→ **PROVIDED ENTRIES**
"""

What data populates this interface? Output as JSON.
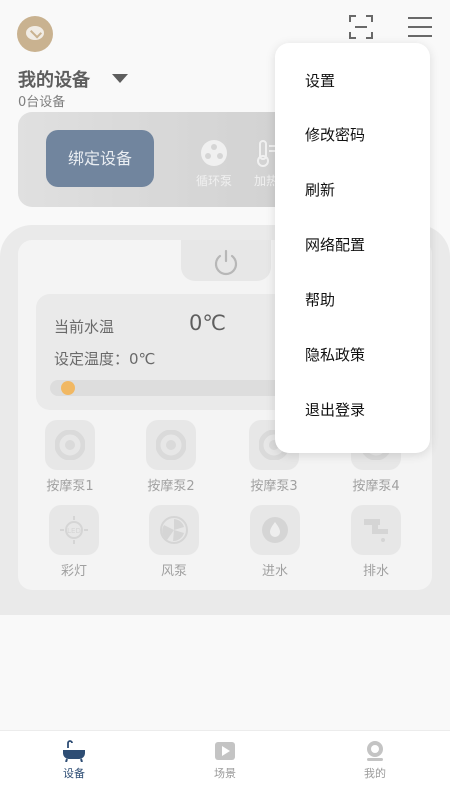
{
  "header": {
    "title": "我的设备",
    "device_count": "0台设备"
  },
  "banner": {
    "bind_label": "绑定设备",
    "feature_pump": "循环泵",
    "feature_heat": "加热"
  },
  "device": {
    "current_temp_label": "当前水温",
    "current_temp_value": "0℃",
    "set_temp_label": "设定温度：",
    "set_temp_value": "0℃",
    "controls": [
      "按摩泵1",
      "按摩泵2",
      "按摩泵3",
      "按摩泵4",
      "彩灯",
      "风泵",
      "进水",
      "排水"
    ]
  },
  "menu": {
    "items": [
      "设置",
      "修改密码",
      "刷新",
      "网络配置",
      "帮助",
      "隐私政策",
      "退出登录"
    ]
  },
  "bottom_nav": {
    "items": [
      "设备",
      "场景",
      "我的"
    ]
  },
  "colors": {
    "primary": "#2e4d74",
    "accent": "#f39c1a",
    "brand": "#b6935f"
  },
  "icons": [
    "logo-icon",
    "scan-icon",
    "menu-icon",
    "power-icon",
    "massage-pump-icon",
    "led-icon",
    "air-pump-icon",
    "water-in-icon",
    "drain-icon",
    "bathtub-icon",
    "play-icon",
    "profile-icon"
  ]
}
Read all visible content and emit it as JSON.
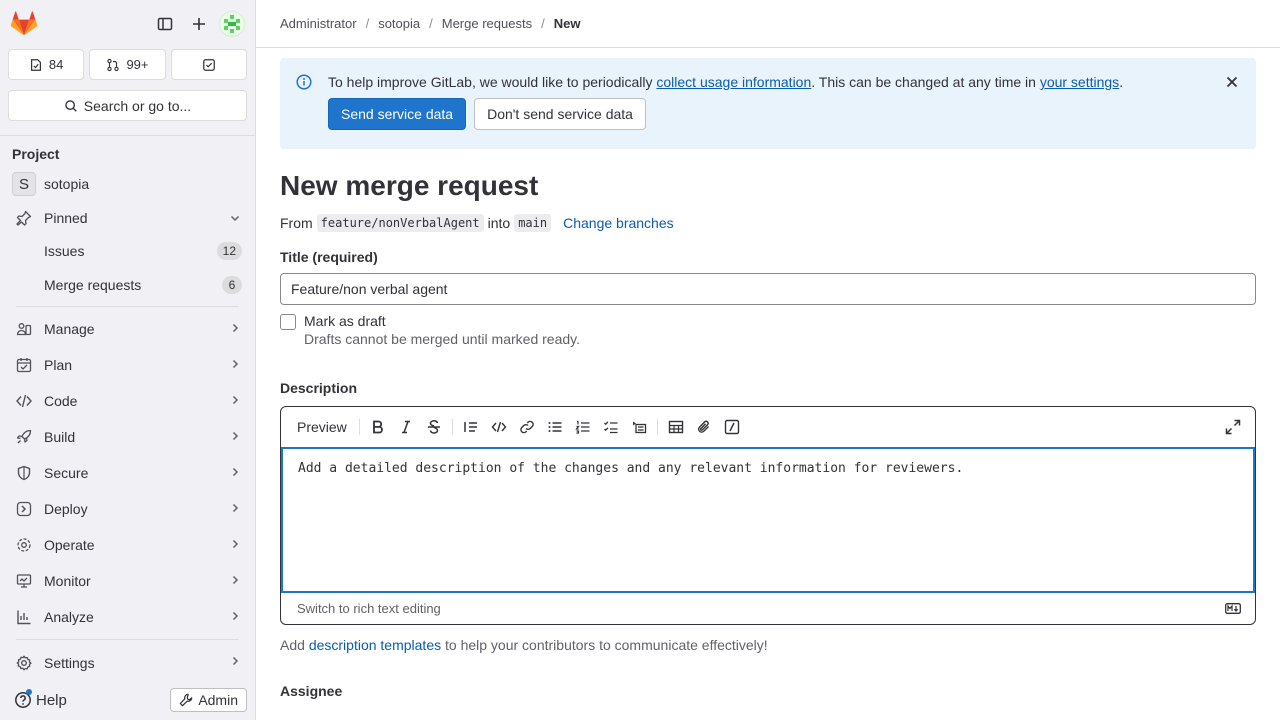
{
  "sidebar": {
    "counters": {
      "issues": "84",
      "merge_requests": "99+"
    },
    "search_label": "Search or go to...",
    "section_title": "Project",
    "project": {
      "letter": "S",
      "name": "sotopia"
    },
    "pinned": {
      "label": "Pinned",
      "items": [
        {
          "label": "Issues",
          "count": "12"
        },
        {
          "label": "Merge requests",
          "count": "6"
        }
      ]
    },
    "nav": [
      {
        "label": "Manage",
        "icon": "users-icon"
      },
      {
        "label": "Plan",
        "icon": "planning-icon"
      },
      {
        "label": "Code",
        "icon": "code-icon"
      },
      {
        "label": "Build",
        "icon": "rocket-icon"
      },
      {
        "label": "Secure",
        "icon": "shield-icon"
      },
      {
        "label": "Deploy",
        "icon": "deployments-icon"
      },
      {
        "label": "Operate",
        "icon": "cloud-gear-icon"
      },
      {
        "label": "Monitor",
        "icon": "monitor-icon"
      },
      {
        "label": "Analyze",
        "icon": "chart-icon"
      }
    ],
    "settings_label": "Settings",
    "help_label": "Help",
    "admin_label": "Admin"
  },
  "breadcrumb": {
    "items": [
      "Administrator",
      "sotopia",
      "Merge requests"
    ],
    "current": "New"
  },
  "alert": {
    "text_before": "To help improve GitLab, we would like to periodically ",
    "link1": "collect usage information",
    "text_middle": ". This can be changed at any time in ",
    "link2": "your settings",
    "text_after": ".",
    "primary_button": "Send service data",
    "secondary_button": "Don't send service data"
  },
  "page": {
    "title": "New merge request",
    "from_label": "From",
    "source_branch": "feature/nonVerbalAgent",
    "into_label": "into",
    "target_branch": "main",
    "change_branches": "Change branches"
  },
  "form": {
    "title_label": "Title (required)",
    "title_value": "Feature/non verbal agent",
    "draft_label": "Mark as draft",
    "draft_help": "Drafts cannot be merged until marked ready.",
    "description_label": "Description",
    "preview_label": "Preview",
    "description_placeholder": "Add a detailed description of the changes and any relevant information for reviewers.",
    "rich_text_switch": "Switch to rich text editing",
    "templates_before": "Add ",
    "templates_link": "description templates",
    "templates_after": " to help your contributors to communicate effectively!",
    "assignee_label": "Assignee"
  },
  "colors": {
    "accent": "#1f75cb",
    "alert_bg": "#e9f3fc",
    "sidebar_bg": "#f1f0f5",
    "logo": "#e24329"
  }
}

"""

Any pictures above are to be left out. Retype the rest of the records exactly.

→ **EXERCISE ANSWER**
What data populates this interface? Output as JSON.
{
  "header": {
    "title": "我的设备",
    "device_count": "0台设备"
  },
  "banner": {
    "bind_label": "绑定设备",
    "feature_pump": "循环泵",
    "feature_heat": "加热"
  },
  "device": {
    "current_temp_label": "当前水温",
    "current_temp_value": "0℃",
    "set_temp_label": "设定温度：",
    "set_temp_value": "0℃",
    "controls": [
      "按摩泵1",
      "按摩泵2",
      "按摩泵3",
      "按摩泵4",
      "彩灯",
      "风泵",
      "进水",
      "排水"
    ]
  },
  "menu": {
    "items": [
      "设置",
      "修改密码",
      "刷新",
      "网络配置",
      "帮助",
      "隐私政策",
      "退出登录"
    ]
  },
  "bottom_nav": {
    "items": [
      "设备",
      "场景",
      "我的"
    ]
  },
  "colors": {
    "primary": "#2e4d74",
    "accent": "#f39c1a",
    "brand": "#b6935f"
  },
  "icons": [
    "logo-icon",
    "scan-icon",
    "menu-icon",
    "power-icon",
    "massage-pump-icon",
    "led-icon",
    "air-pump-icon",
    "water-in-icon",
    "drain-icon",
    "bathtub-icon",
    "play-icon",
    "profile-icon"
  ]
}
Read all visible content and emit it as JSON.
{
  "sidebar": {
    "counters": {
      "issues": "84",
      "merge_requests": "99+"
    },
    "search_label": "Search or go to...",
    "section_title": "Project",
    "project": {
      "letter": "S",
      "name": "sotopia"
    },
    "pinned": {
      "label": "Pinned",
      "items": [
        {
          "label": "Issues",
          "count": "12"
        },
        {
          "label": "Merge requests",
          "count": "6"
        }
      ]
    },
    "nav": [
      {
        "label": "Manage",
        "icon": "users-icon"
      },
      {
        "label": "Plan",
        "icon": "planning-icon"
      },
      {
        "label": "Code",
        "icon": "code-icon"
      },
      {
        "label": "Build",
        "icon": "rocket-icon"
      },
      {
        "label": "Secure",
        "icon": "shield-icon"
      },
      {
        "label": "Deploy",
        "icon": "deployments-icon"
      },
      {
        "label": "Operate",
        "icon": "cloud-gear-icon"
      },
      {
        "label": "Monitor",
        "icon": "monitor-icon"
      },
      {
        "label": "Analyze",
        "icon": "chart-icon"
      }
    ],
    "settings_label": "Settings",
    "help_label": "Help",
    "admin_label": "Admin"
  },
  "breadcrumb": {
    "items": [
      "Administrator",
      "sotopia",
      "Merge requests"
    ],
    "current": "New"
  },
  "alert": {
    "text_before": "To help improve GitLab, we would like to periodically ",
    "link1": "collect usage information",
    "text_middle": ". This can be changed at any time in ",
    "link2": "your settings",
    "text_after": ".",
    "primary_button": "Send service data",
    "secondary_button": "Don't send service data"
  },
  "page": {
    "title": "New merge request",
    "from_label": "From",
    "source_branch": "feature/nonVerbalAgent",
    "into_label": "into",
    "target_branch": "main",
    "change_branches": "Change branches"
  },
  "form": {
    "title_label": "Title (required)",
    "title_value": "Feature/non verbal agent",
    "draft_label": "Mark as draft",
    "draft_help": "Drafts cannot be merged until marked ready.",
    "description_label": "Description",
    "preview_label": "Preview",
    "description_placeholder": "Add a detailed description of the changes and any relevant information for reviewers.",
    "rich_text_switch": "Switch to rich text editing",
    "templates_before": "Add ",
    "templates_link": "description templates",
    "templates_after": " to help your contributors to communicate effectively!",
    "assignee_label": "Assignee"
  },
  "colors": {
    "accent": "#1f75cb",
    "alert_bg": "#e9f3fc",
    "sidebar_bg": "#f1f0f5",
    "logo": "#e24329"
  }
}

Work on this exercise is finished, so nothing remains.